As the code now stands, this works:

obj = D()
print "D.__dict__=", D.__dict__

but print_mro(obj) fails.

A class has a set of built-in class attributes. CLASS.__dict__ is a dictionary of all those class attributes. See: For all the foofaraw about MRO's the print_mro routine showed no surprises. The general rule is to find a method, start at the root of the hierarchy and work down and left to right.
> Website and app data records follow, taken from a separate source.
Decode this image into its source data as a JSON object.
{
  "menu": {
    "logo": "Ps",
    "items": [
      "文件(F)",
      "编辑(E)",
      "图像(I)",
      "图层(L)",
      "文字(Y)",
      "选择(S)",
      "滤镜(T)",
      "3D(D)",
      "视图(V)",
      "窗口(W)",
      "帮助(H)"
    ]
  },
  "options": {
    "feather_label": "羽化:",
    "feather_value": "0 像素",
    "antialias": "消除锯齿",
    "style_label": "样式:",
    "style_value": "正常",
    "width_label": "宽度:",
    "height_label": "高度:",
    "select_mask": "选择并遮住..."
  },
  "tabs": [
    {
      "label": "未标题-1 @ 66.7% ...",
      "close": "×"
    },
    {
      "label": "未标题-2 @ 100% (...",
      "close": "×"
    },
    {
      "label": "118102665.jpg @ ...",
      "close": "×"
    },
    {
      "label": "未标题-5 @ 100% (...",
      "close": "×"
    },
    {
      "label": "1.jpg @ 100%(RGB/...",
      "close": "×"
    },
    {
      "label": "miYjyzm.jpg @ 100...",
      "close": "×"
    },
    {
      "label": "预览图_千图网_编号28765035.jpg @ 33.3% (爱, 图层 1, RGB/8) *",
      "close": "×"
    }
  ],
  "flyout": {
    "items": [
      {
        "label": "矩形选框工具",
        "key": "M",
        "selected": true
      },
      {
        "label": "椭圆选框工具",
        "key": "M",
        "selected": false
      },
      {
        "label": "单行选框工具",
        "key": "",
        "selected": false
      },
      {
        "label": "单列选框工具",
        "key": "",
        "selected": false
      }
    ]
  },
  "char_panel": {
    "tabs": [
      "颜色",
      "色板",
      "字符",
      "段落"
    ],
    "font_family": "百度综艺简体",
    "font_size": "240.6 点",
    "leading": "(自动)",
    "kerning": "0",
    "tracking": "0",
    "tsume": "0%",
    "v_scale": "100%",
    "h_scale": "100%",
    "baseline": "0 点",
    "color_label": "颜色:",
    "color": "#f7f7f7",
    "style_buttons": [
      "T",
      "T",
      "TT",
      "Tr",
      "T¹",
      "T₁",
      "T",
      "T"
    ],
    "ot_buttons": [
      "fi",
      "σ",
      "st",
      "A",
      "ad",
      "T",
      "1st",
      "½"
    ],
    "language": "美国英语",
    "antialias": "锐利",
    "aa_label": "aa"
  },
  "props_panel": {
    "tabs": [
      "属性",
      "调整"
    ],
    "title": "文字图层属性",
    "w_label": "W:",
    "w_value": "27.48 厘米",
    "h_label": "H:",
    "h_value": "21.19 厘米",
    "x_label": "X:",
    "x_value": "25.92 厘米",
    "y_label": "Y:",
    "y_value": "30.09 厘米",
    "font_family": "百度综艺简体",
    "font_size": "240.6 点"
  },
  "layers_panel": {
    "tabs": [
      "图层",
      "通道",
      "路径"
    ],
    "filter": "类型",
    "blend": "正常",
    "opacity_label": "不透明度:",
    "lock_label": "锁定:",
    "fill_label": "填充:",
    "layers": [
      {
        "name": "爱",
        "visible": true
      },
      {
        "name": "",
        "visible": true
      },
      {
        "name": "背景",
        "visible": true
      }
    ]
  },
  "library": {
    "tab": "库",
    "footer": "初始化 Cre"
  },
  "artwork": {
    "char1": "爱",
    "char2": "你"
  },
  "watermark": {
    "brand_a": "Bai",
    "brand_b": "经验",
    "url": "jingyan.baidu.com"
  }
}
First match to the sought method name wins.

So the class attributes include __bases__, the parent classes of the class.

An object also has a set of built-in attributes: OBJECT.__class__ is the name of the object's class, and OBJECT.__dict__ is a dictionary of the object's attributes (just data attributes, like a, b, c, d in our example). Notice that __bases__ isn't lugged along with each instance of the class, just the class name and you'd have to look at the class's built in attributes for further info.

The output of running is here: Lines 76-77 show the linear list of the classes that make up class D. I see no surprise there. It's D, C, B, A. So when looking for a method (i.e. function) to invoke from an instance of D, that's the order of the classes that it'll look through in questing for that method.
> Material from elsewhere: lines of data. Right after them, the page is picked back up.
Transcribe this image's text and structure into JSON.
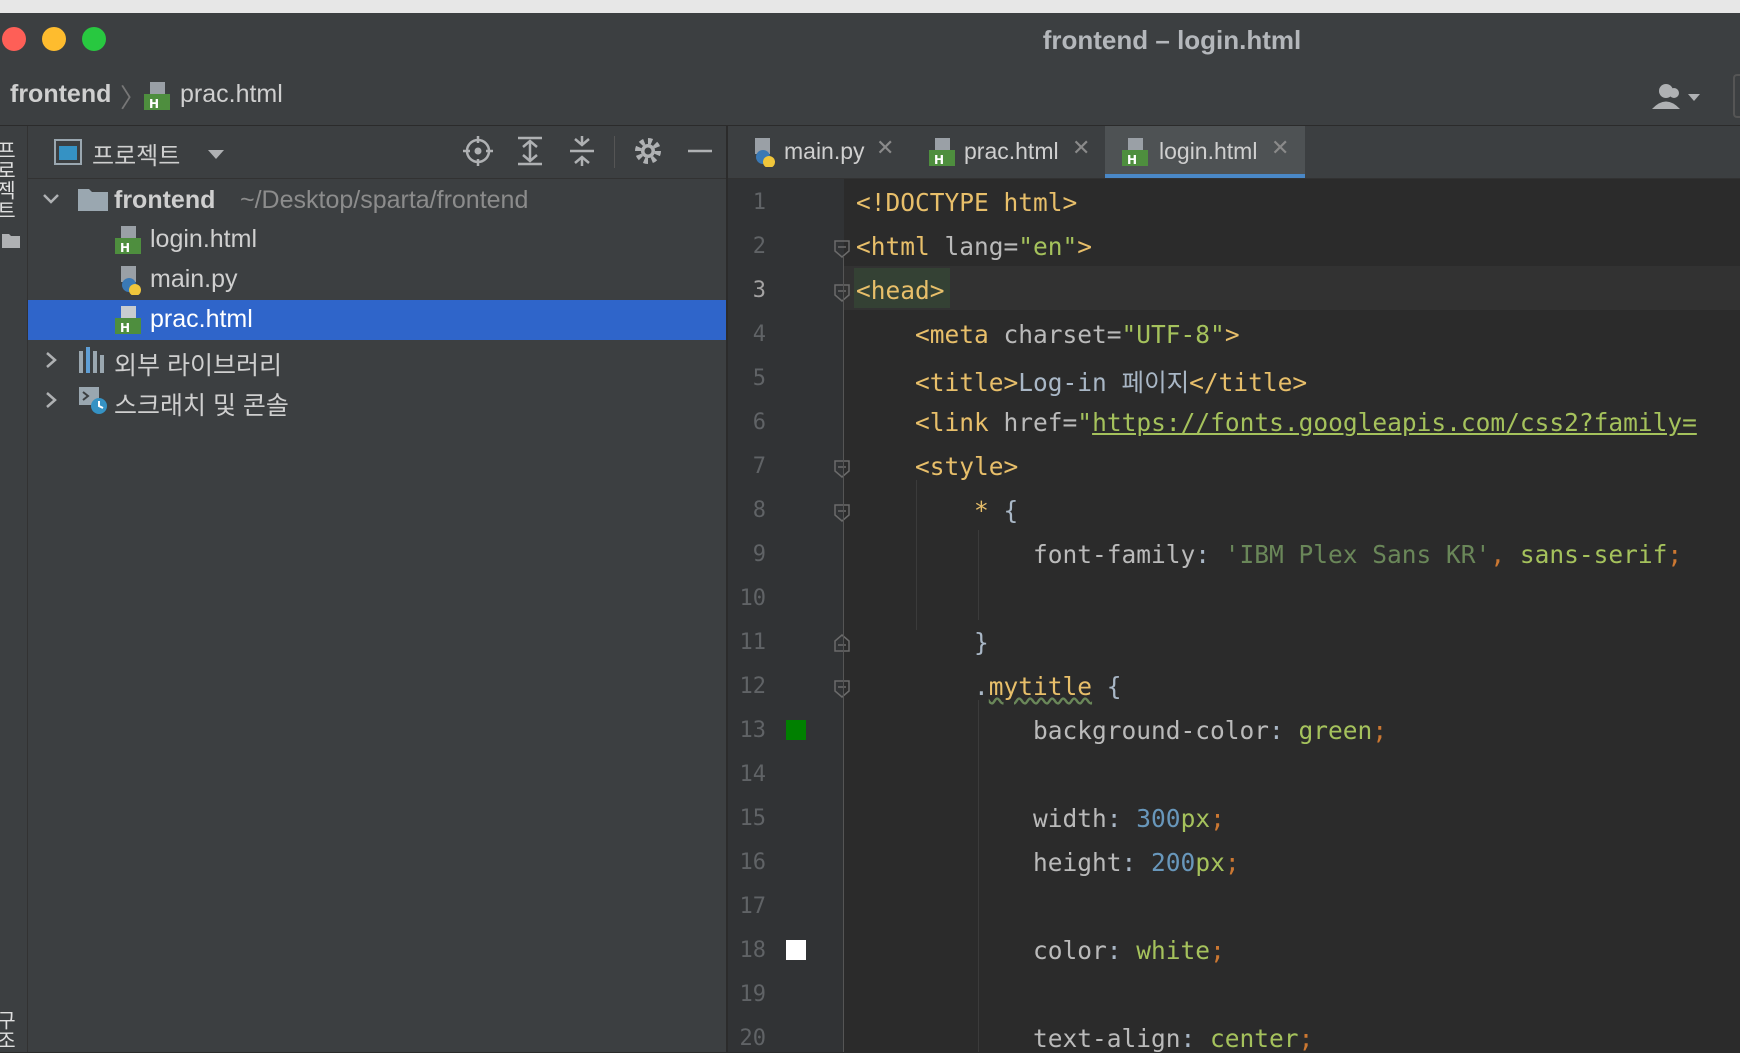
{
  "window": {
    "title": "frontend – login.html"
  },
  "breadcrumb": {
    "project": "frontend",
    "file": "prac.html"
  },
  "side_strip": {
    "top_label": "프로젝트",
    "bottom_label": "구조"
  },
  "project_panel": {
    "title": "프로젝트",
    "tree": {
      "root_name": "frontend",
      "root_path": "~/Desktop/sparta/frontend",
      "files": [
        "login.html",
        "main.py",
        "prac.html"
      ],
      "selected_file": "prac.html",
      "external_libraries": "외부 라이브러리",
      "scratches": "스크래치 및 콘솔"
    }
  },
  "tabs": [
    {
      "label": "main.py",
      "icon": "python-file-icon",
      "active": false
    },
    {
      "label": "prac.html",
      "icon": "html-file-icon",
      "active": false
    },
    {
      "label": "login.html",
      "icon": "html-file-icon",
      "active": true
    }
  ],
  "editor": {
    "current_line": 3,
    "line_numbers": [
      "1",
      "2",
      "3",
      "4",
      "5",
      "6",
      "7",
      "8",
      "9",
      "10",
      "11",
      "12",
      "13",
      "14",
      "15",
      "16",
      "17",
      "18",
      "19",
      "20"
    ],
    "lines": {
      "l1": {
        "tag": "<!DOCTYPE html>"
      },
      "l2": {
        "open": "<html",
        "attr": " lang=",
        "val": "\"en\"",
        "close": ">"
      },
      "l3": {
        "tag": "<head>"
      },
      "l4": {
        "open": "<meta",
        "attr": " charset=",
        "val": "\"UTF-8\"",
        "close": ">"
      },
      "l5": {
        "open": "<title>",
        "text": "Log-in 페이지",
        "close": "</title>"
      },
      "l6": {
        "open": "<link",
        "attr": " href=",
        "quote": "\"",
        "url": "https://fonts.googleapis.com/css2?family="
      },
      "l7": {
        "tag": "<style>"
      },
      "l8": {
        "sel": "*",
        "brace": " {"
      },
      "l9": {
        "prop": "font-family",
        "colon": ": ",
        "str": "'IBM Plex Sans KR'",
        "comma": ", ",
        "kw": "sans-serif",
        "semi": ";"
      },
      "l11": {
        "brace": "}"
      },
      "l12": {
        "dot": ".",
        "cls": "mytitle",
        "brace": " {"
      },
      "l13": {
        "prop": "background-color",
        "colon": ": ",
        "kw": "green",
        "semi": ";"
      },
      "l15": {
        "prop": "width",
        "colon": ": ",
        "num": "300",
        "unit": "px",
        "semi": ";"
      },
      "l16": {
        "prop": "height",
        "colon": ": ",
        "num": "200",
        "unit": "px",
        "semi": ";"
      },
      "l18": {
        "prop": "color",
        "colon": ": ",
        "kw": "white",
        "semi": ";"
      },
      "l20": {
        "prop": "text-align",
        "colon": ": ",
        "kw": "center",
        "semi": ";"
      }
    },
    "swatches": {
      "line13": "#008000",
      "line18": "#ffffff"
    }
  },
  "colors": {
    "selection": "#2f65ca",
    "traffic_close": "#fe5f57",
    "traffic_min": "#febc2e",
    "traffic_max": "#28c840"
  }
}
But by peeking at the obj.__dict__ I see only simple values in that instance. e.g. {'a': 2, 'c': 5, 'b': 3, 'd': 6}, not the complicated class hierarchy I was expecting to see reflected in the data too. I was expecting to see an "a" attribute associated with class B and another from class A. But it seems the only "a" is for obj's class D. So the __init__ methods get invoked when obj is instantiated and the last to run is the one for class A, so the value of the "a" attribute set by B.__init__() is the one that prevails. A.__init__ sets "a" to 1, but it was invoked by B.__init__ and later in B.__init__, the "a" gets set to 2.
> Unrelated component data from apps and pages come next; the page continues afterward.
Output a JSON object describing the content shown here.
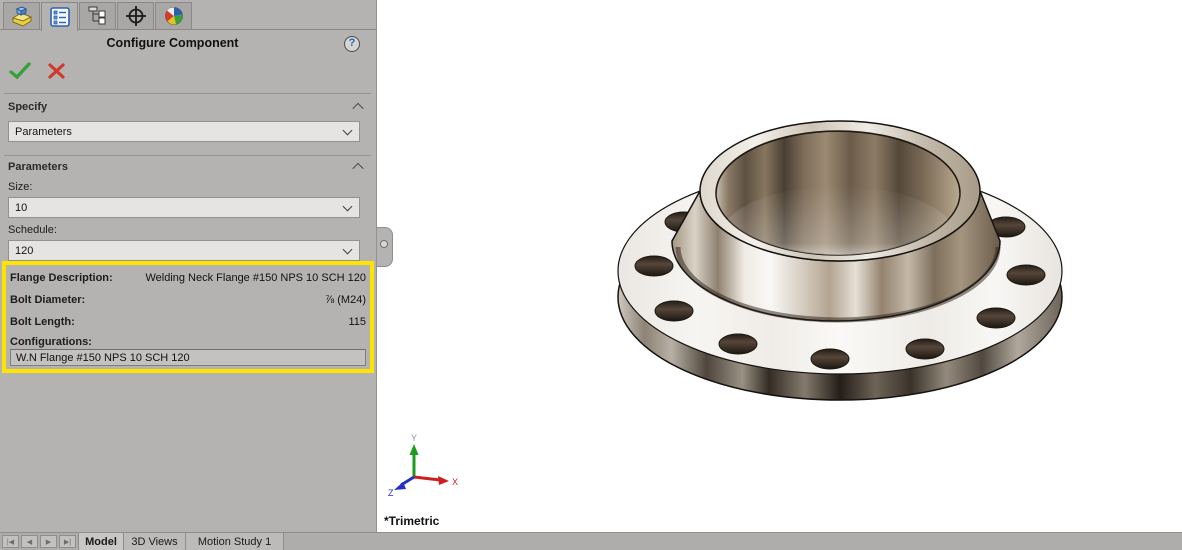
{
  "colors": {
    "highlight": "#ffe400",
    "ok_green": "#35a23c",
    "cancel_red": "#cf3a2c",
    "help_blue": "#1f6bb5",
    "panel_gray": "#b4b3b2"
  },
  "panel": {
    "tabs": [
      {
        "name": "feature-manager",
        "icon": "part-icon",
        "active": false
      },
      {
        "name": "property-manager",
        "icon": "property-list-icon",
        "active": true
      },
      {
        "name": "configuration-manager",
        "icon": "configuration-tree-icon",
        "active": false
      },
      {
        "name": "dimxpert-manager",
        "icon": "target-icon",
        "active": false
      },
      {
        "name": "display-manager",
        "icon": "display-sphere-icon",
        "active": false
      }
    ],
    "title": "Configure Component",
    "help_label": "?",
    "specify": {
      "label": "Specify",
      "value": "Parameters"
    },
    "parameters": {
      "label": "Parameters",
      "size_label": "Size:",
      "size_value": "10",
      "schedule_label": "Schedule:",
      "schedule_value": "120"
    },
    "details": {
      "rows": [
        {
          "label": "Flange Description:",
          "value": "Welding Neck Flange #150 NPS 10 SCH 120"
        },
        {
          "label": "Bolt Diameter:",
          "value": "⅞ (M24)"
        },
        {
          "label": "Bolt Length:",
          "value": "115"
        }
      ],
      "configurations_label": "Configurations:",
      "configurations_value": "W.N Flange #150 NPS 10 SCH 120"
    }
  },
  "viewport": {
    "view_label": "*Trimetric",
    "triad": {
      "x": "X",
      "y": "Y",
      "z": "Z"
    }
  },
  "bottom_bar": {
    "nav": {
      "first": "|◀",
      "prev": "◀",
      "next": "▶",
      "last": "▶|"
    },
    "tabs": [
      {
        "label": "Model",
        "active": true
      },
      {
        "label": "3D Views",
        "active": false
      },
      {
        "label": "Motion Study 1",
        "active": false
      }
    ]
  }
}
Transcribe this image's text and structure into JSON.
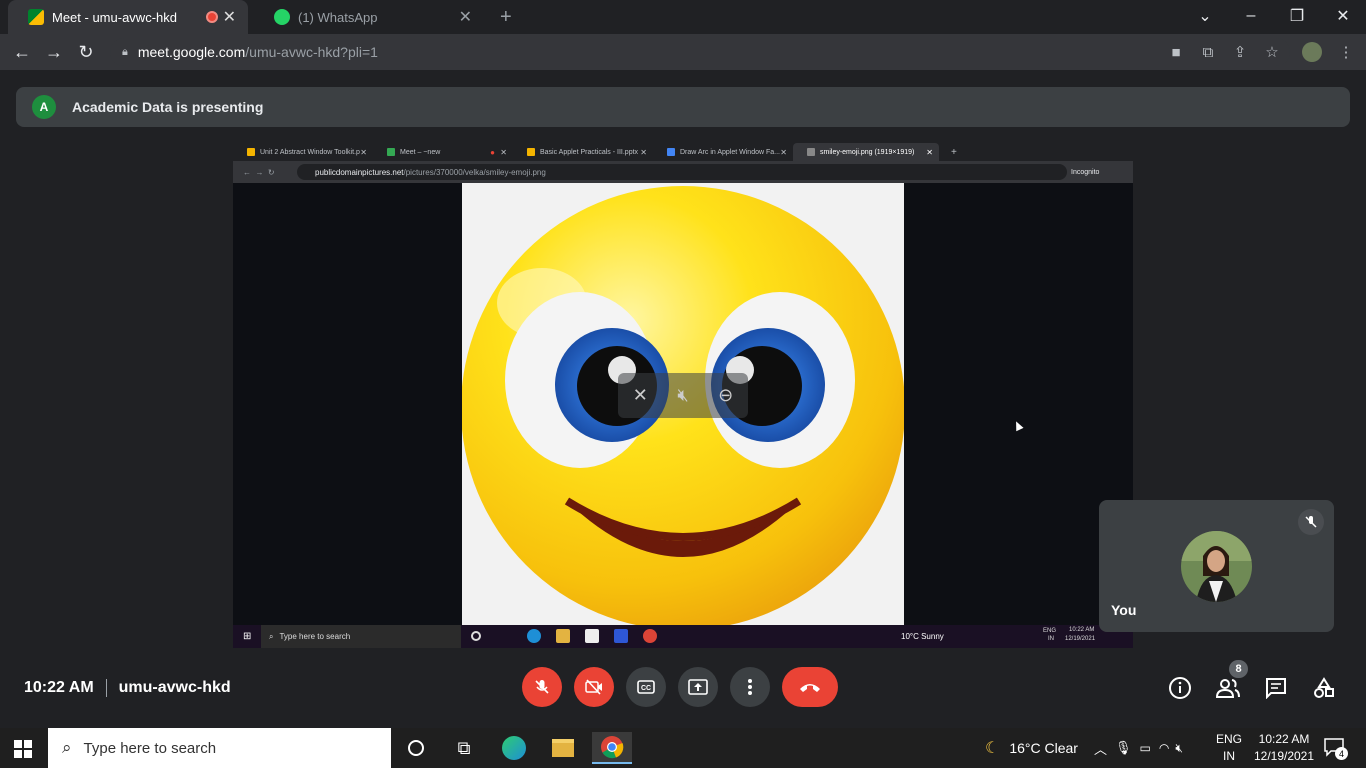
{
  "browser": {
    "tabs": [
      {
        "title": "Meet - umu-avwc-hkd",
        "active": true,
        "recording": true
      },
      {
        "title": "(1) WhatsApp",
        "active": false
      }
    ],
    "new_tab": "+",
    "window_controls": {
      "minimize": "–",
      "restore": "❐",
      "close": "✕"
    },
    "url_host": "meet.google.com",
    "url_path": "/umu-avwc-hkd?pli=1"
  },
  "meet": {
    "presenter_initial": "A",
    "presenting_text": "Academic Data is presenting",
    "time": "10:22 AM",
    "meeting_code": "umu-avwc-hkd",
    "self_name": "You",
    "participants_count": "8"
  },
  "shared_screen": {
    "tabs": [
      "Unit 2 Abstract Window Toolkit.p",
      "Meet – ~new",
      "Basic Applet Practicals - III.pptx",
      "Draw Arc in Applet Window Fa...",
      "smiley-emoji.png (1919×1919)"
    ],
    "url_host": "publicdomainpictures.net",
    "url_path": "/pictures/370000/velka/smiley-emoji.png",
    "incognito_label": "Incognito",
    "taskbar_search": "Type here to search",
    "weather": "10°C  Sunny",
    "lang_top": "ENG",
    "lang_bottom": "IN",
    "time": "10:22 AM",
    "date": "12/19/2021"
  },
  "taskbar": {
    "search_placeholder": "Type here to search",
    "weather": "16°C  Clear",
    "lang_top": "ENG",
    "lang_bottom": "IN",
    "time": "10:22 AM",
    "date": "12/19/2021",
    "notification_count": "4"
  },
  "colors": {
    "end_call": "#ea4335",
    "meet_bg": "#202124",
    "tile_bg": "#3c4043"
  }
}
So that's quite different from what I expected to see, but perhaps is simpler than I was looking for. In any case, it does explain why obj.a ends up being 2.

Looking a bit further up in the hierarchy, D.__init__ invokes C.__init__ which sets "a" to 4, but next thing D.__init__ does is invoke B.__init__ so the "a" changes to 1 and then to 2 as I just described.

All those complex resolution order rules apply for find a method to apply to an object, but don't apply at all for a reference to a data attribute. If you are looking for an attribute named "a" the object's dictionary either has an entry for "a" or you are out of luck.

I still believe it'd be much more valuable if a real use for this stuff was contrived for the examples here instead of A, B, C and D. I haven't done any significant OOP, so I have no real experience with inheritance. Maybe if I had such experience, the merits of the Python implementation of multiple inheritance would be more obvious to me. Seems to me that having all the data attributes in one dictionary implies that in modifying any of the code of any of the classes in the complex hierarchy that a certain amount of care is needed to not introduce unintended name conflicts across the classes. My best guess is that someday when working a far more complex problem in Python that I'll suddenly recognize a burning need for multiple inheritance, but until then, I intend to follow the KISS principle.

If you know more about multiple inheritance in Python then I do (setting a very low bar...), please point out any errors in this article. I'm just sharing what I saw in my experiments, so there's plenty of room for me to get some or all of it outright wrong.